Component data from apps and pages:
#####
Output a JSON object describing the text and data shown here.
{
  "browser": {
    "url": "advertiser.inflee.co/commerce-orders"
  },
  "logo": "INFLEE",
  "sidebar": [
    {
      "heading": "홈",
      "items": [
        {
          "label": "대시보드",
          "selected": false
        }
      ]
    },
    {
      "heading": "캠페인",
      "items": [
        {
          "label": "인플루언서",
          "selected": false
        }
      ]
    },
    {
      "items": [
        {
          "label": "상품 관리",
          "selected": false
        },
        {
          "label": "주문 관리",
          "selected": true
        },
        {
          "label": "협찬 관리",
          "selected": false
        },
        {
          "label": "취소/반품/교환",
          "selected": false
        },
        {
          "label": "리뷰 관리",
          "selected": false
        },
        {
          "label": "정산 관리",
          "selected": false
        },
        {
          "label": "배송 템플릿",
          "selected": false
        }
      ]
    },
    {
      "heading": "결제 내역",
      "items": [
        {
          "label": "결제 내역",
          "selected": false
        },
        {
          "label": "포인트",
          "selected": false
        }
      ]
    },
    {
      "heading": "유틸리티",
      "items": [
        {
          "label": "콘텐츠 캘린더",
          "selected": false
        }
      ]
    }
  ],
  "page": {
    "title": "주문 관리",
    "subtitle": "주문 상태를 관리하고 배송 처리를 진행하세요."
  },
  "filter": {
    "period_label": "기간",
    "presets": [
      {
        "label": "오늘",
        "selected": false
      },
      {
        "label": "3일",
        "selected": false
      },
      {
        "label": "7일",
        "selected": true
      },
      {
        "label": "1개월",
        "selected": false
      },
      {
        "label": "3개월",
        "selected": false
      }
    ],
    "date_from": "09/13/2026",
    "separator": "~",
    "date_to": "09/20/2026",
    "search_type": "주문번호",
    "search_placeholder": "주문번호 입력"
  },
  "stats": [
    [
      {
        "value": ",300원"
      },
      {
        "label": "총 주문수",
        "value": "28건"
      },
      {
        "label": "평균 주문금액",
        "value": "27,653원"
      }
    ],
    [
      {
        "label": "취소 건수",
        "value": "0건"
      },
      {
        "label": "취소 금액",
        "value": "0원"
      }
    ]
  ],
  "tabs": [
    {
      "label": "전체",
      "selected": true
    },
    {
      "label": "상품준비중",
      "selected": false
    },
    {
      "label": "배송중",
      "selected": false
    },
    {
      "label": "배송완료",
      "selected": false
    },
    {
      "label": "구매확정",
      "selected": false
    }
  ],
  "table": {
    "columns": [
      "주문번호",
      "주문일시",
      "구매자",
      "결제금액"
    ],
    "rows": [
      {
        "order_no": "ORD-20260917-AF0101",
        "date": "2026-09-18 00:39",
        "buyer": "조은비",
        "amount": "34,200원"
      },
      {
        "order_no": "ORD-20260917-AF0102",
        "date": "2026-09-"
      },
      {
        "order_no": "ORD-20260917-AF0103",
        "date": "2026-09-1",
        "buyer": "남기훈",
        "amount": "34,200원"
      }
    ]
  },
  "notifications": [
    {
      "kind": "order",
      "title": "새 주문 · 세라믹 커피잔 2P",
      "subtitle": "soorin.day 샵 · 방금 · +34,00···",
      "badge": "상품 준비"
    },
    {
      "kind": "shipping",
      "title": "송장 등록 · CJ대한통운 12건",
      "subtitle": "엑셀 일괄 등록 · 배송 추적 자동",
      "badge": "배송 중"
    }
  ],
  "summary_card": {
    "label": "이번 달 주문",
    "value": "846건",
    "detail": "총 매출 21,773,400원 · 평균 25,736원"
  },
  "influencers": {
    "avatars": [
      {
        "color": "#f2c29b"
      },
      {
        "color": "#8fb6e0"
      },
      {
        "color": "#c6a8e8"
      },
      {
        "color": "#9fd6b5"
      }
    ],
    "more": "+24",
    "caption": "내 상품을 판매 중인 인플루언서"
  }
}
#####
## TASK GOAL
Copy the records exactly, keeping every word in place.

## SOLUTION FOR THIS TASK
Output a JSON object describing the text and data shown here.
{
  "browser": {
    "url": "advertiser.inflee.co/commerce-orders"
  },
  "logo": "INFLEE",
  "sidebar": [
    {
      "heading": "홈",
      "items": [
        {
          "label": "대시보드",
          "selected": false
        }
      ]
    },
    {
      "heading": "캠페인",
      "items": [
        {
          "label": "인플루언서",
          "selected": false
        }
      ]
    },
    {
      "items": [
        {
          "label": "상품 관리",
          "selected": false
        },
        {
          "label": "주문 관리",
          "selected": true
        },
        {
          "label": "협찬 관리",
          "selected": false
        },
        {
          "label": "취소/반품/교환",
          "selected": false
        },
        {
          "label": "리뷰 관리",
          "selected": false
        },
        {
          "label": "정산 관리",
          "selected": false
        },
        {
          "label": "배송 템플릿",
          "selected": false
        }
      ]
    },
    {
      "heading": "결제 내역",
      "items": [
        {
          "label": "결제 내역",
          "selected": false
        },
        {
          "label": "포인트",
          "selected": false
        }
      ]
    },
    {
      "heading": "유틸리티",
      "items": [
        {
          "label": "콘텐츠 캘린더",
          "selected": false
        }
      ]
    }
  ],
  "page": {
    "title": "주문 관리",
    "subtitle": "주문 상태를 관리하고 배송 처리를 진행하세요."
  },
  "filter": {
    "period_label": "기간",
    "presets": [
      {
        "label": "오늘",
        "selected": false
      },
      {
        "label": "3일",
        "selected": false
      },
      {
        "label": "7일",
        "selected": true
      },
      {
        "label": "1개월",
        "selected": false
      },
      {
        "label": "3개월",
        "selected": false
      }
    ],
    "date_from": "09/13/2026",
    "separator": "~",
    "date_to": "09/20/2026",
    "search_type": "주문번호",
    "search_placeholder": "주문번호 입력"
  },
  "stats": [
    [
      {
        "value": ",300원"
      },
      {
        "label": "총 주문수",
        "value": "28건"
      },
      {
        "label": "평균 주문금액",
        "value": "27,653원"
      }
    ],
    [
      {
        "label": "취소 건수",
        "value": "0건"
      },
      {
        "label": "취소 금액",
        "value": "0원"
      }
    ]
  ],
  "tabs": [
    {
      "label": "전체",
      "selected": true
    },
    {
      "label": "상품준비중",
      "selected": false
    },
    {
      "label": "배송중",
      "selected": false
    },
    {
      "label": "배송완료",
      "selected": false
    },
    {
      "label": "구매확정",
      "selected": false
    }
  ],
  "table": {
    "columns": [
      "주문번호",
      "주문일시",
      "구매자",
      "결제금액"
    ],
    "rows": [
      {
        "order_no": "ORD-20260917-AF0101",
        "date": "2026-09-18 00:39",
        "buyer": "조은비",
        "amount": "34,200원"
      },
      {
        "order_no": "ORD-20260917-AF0102",
        "date": "2026-09-"
      },
      {
        "order_no": "ORD-20260917-AF0103",
        "date": "2026-09-1",
        "buyer": "남기훈",
        "amount": "34,200원"
      }
    ]
  },
  "notifications": [
    {
      "kind": "order",
      "title": "새 주문 · 세라믹 커피잔 2P",
      "subtitle": "soorin.day 샵 · 방금 · +34,00···",
      "badge": "상품 준비"
    },
    {
      "kind": "shipping",
      "title": "송장 등록 · CJ대한통운 12건",
      "subtitle": "엑셀 일괄 등록 · 배송 추적 자동",
      "badge": "배송 중"
    }
  ],
  "summary_card": {
    "label": "이번 달 주문",
    "value": "846건",
    "detail": "총 매출 21,773,400원 · 평균 25,736원"
  },
  "influencers": {
    "avatars": [
      {
        "color": "#f2c29b"
      },
      {
        "color": "#8fb6e0"
      },
      {
        "color": "#c6a8e8"
      },
      {
        "color": "#9fd6b5"
      }
    ],
    "more": "+24",
    "caption": "내 상품을 판매 중인 인플루언서"
  }
}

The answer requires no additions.